[Start of Attachment]

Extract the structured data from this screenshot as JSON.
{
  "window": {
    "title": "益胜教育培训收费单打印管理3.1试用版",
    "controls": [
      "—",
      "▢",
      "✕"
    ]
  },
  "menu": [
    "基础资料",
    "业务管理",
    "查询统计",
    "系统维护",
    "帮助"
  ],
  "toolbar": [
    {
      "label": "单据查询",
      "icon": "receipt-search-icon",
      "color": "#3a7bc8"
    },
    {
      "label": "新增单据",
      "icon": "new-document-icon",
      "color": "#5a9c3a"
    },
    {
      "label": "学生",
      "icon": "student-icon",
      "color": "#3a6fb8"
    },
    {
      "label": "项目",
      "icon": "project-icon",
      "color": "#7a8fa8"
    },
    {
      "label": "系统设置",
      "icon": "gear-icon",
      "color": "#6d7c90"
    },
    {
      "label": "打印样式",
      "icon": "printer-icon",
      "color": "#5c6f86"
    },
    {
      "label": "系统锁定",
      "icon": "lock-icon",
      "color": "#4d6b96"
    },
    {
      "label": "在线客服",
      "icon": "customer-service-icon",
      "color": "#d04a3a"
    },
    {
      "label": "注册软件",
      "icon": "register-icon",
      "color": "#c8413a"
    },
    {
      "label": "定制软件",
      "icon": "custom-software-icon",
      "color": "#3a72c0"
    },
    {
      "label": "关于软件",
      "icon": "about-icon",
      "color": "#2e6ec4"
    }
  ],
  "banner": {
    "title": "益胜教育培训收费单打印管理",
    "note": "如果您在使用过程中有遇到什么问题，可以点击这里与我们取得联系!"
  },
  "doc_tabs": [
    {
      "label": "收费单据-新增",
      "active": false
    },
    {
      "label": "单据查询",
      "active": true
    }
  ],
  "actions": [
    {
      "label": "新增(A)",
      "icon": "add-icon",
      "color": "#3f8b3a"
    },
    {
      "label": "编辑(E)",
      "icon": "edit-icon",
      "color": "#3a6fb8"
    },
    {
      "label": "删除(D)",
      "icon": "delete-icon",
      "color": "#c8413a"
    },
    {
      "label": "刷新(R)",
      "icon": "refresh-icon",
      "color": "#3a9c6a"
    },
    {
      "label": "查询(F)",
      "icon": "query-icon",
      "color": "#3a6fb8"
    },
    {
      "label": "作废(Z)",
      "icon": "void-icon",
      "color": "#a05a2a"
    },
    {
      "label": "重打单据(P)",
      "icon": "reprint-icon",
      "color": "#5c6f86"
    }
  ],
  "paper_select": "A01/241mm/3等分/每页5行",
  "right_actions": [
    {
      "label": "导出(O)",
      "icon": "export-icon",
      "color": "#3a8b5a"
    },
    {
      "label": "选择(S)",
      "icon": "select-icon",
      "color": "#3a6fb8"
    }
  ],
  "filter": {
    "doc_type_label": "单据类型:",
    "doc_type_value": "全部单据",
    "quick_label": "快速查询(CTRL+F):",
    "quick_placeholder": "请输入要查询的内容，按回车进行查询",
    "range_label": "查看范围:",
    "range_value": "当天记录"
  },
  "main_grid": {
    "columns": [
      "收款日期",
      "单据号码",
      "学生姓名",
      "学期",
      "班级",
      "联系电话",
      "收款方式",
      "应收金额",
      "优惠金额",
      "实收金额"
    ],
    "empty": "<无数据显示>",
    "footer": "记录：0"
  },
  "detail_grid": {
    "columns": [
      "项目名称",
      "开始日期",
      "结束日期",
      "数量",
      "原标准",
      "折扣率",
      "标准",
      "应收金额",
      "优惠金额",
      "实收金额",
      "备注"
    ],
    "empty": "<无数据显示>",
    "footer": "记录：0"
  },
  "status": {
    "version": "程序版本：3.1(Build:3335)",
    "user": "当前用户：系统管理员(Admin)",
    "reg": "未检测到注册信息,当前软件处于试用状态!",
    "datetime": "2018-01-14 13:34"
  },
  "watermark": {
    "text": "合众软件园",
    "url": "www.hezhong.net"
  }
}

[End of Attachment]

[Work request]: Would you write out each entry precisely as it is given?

[Exercise solution]:
Extract the structured data from this screenshot as JSON.
{
  "window": {
    "title": "益胜教育培训收费单打印管理3.1试用版",
    "controls": [
      "—",
      "▢",
      "✕"
    ]
  },
  "menu": [
    "基础资料",
    "业务管理",
    "查询统计",
    "系统维护",
    "帮助"
  ],
  "toolbar": [
    {
      "label": "单据查询",
      "icon": "receipt-search-icon",
      "color": "#3a7bc8"
    },
    {
      "label": "新增单据",
      "icon": "new-document-icon",
      "color": "#5a9c3a"
    },
    {
      "label": "学生",
      "icon": "student-icon",
      "color": "#3a6fb8"
    },
    {
      "label": "项目",
      "icon": "project-icon",
      "color": "#7a8fa8"
    },
    {
      "label": "系统设置",
      "icon": "gear-icon",
      "color": "#6d7c90"
    },
    {
      "label": "打印样式",
      "icon": "printer-icon",
      "color": "#5c6f86"
    },
    {
      "label": "系统锁定",
      "icon": "lock-icon",
      "color": "#4d6b96"
    },
    {
      "label": "在线客服",
      "icon": "customer-service-icon",
      "color": "#d04a3a"
    },
    {
      "label": "注册软件",
      "icon": "register-icon",
      "color": "#c8413a"
    },
    {
      "label": "定制软件",
      "icon": "custom-software-icon",
      "color": "#3a72c0"
    },
    {
      "label": "关于软件",
      "icon": "about-icon",
      "color": "#2e6ec4"
    }
  ],
  "banner": {
    "title": "益胜教育培训收费单打印管理",
    "note": "如果您在使用过程中有遇到什么问题，可以点击这里与我们取得联系!"
  },
  "doc_tabs": [
    {
      "label": "收费单据-新增",
      "active": false
    },
    {
      "label": "单据查询",
      "active": true
    }
  ],
  "actions": [
    {
      "label": "新增(A)",
      "icon": "add-icon",
      "color": "#3f8b3a"
    },
    {
      "label": "编辑(E)",
      "icon": "edit-icon",
      "color": "#3a6fb8"
    },
    {
      "label": "删除(D)",
      "icon": "delete-icon",
      "color": "#c8413a"
    },
    {
      "label": "刷新(R)",
      "icon": "refresh-icon",
      "color": "#3a9c6a"
    },
    {
      "label": "查询(F)",
      "icon": "query-icon",
      "color": "#3a6fb8"
    },
    {
      "label": "作废(Z)",
      "icon": "void-icon",
      "color": "#a05a2a"
    },
    {
      "label": "重打单据(P)",
      "icon": "reprint-icon",
      "color": "#5c6f86"
    }
  ],
  "paper_select": "A01/241mm/3等分/每页5行",
  "right_actions": [
    {
      "label": "导出(O)",
      "icon": "export-icon",
      "color": "#3a8b5a"
    },
    {
      "label": "选择(S)",
      "icon": "select-icon",
      "color": "#3a6fb8"
    }
  ],
  "filter": {
    "doc_type_label": "单据类型:",
    "doc_type_value": "全部单据",
    "quick_label": "快速查询(CTRL+F):",
    "quick_placeholder": "请输入要查询的内容，按回车进行查询",
    "range_label": "查看范围:",
    "range_value": "当天记录"
  },
  "main_grid": {
    "columns": [
      "收款日期",
      "单据号码",
      "学生姓名",
      "学期",
      "班级",
      "联系电话",
      "收款方式",
      "应收金额",
      "优惠金额",
      "实收金额"
    ],
    "empty": "<无数据显示>",
    "footer": "记录：0"
  },
  "detail_grid": {
    "columns": [
      "项目名称",
      "开始日期",
      "结束日期",
      "数量",
      "原标准",
      "折扣率",
      "标准",
      "应收金额",
      "优惠金额",
      "实收金额",
      "备注"
    ],
    "empty": "<无数据显示>",
    "footer": "记录：0"
  },
  "status": {
    "version": "程序版本：3.1(Build:3335)",
    "user": "当前用户：系统管理员(Admin)",
    "reg": "未检测到注册信息,当前软件处于试用状态!",
    "datetime": "2018-01-14 13:34"
  },
  "watermark": {
    "text": "合众软件园",
    "url": "www.hezhong.net"
  }
}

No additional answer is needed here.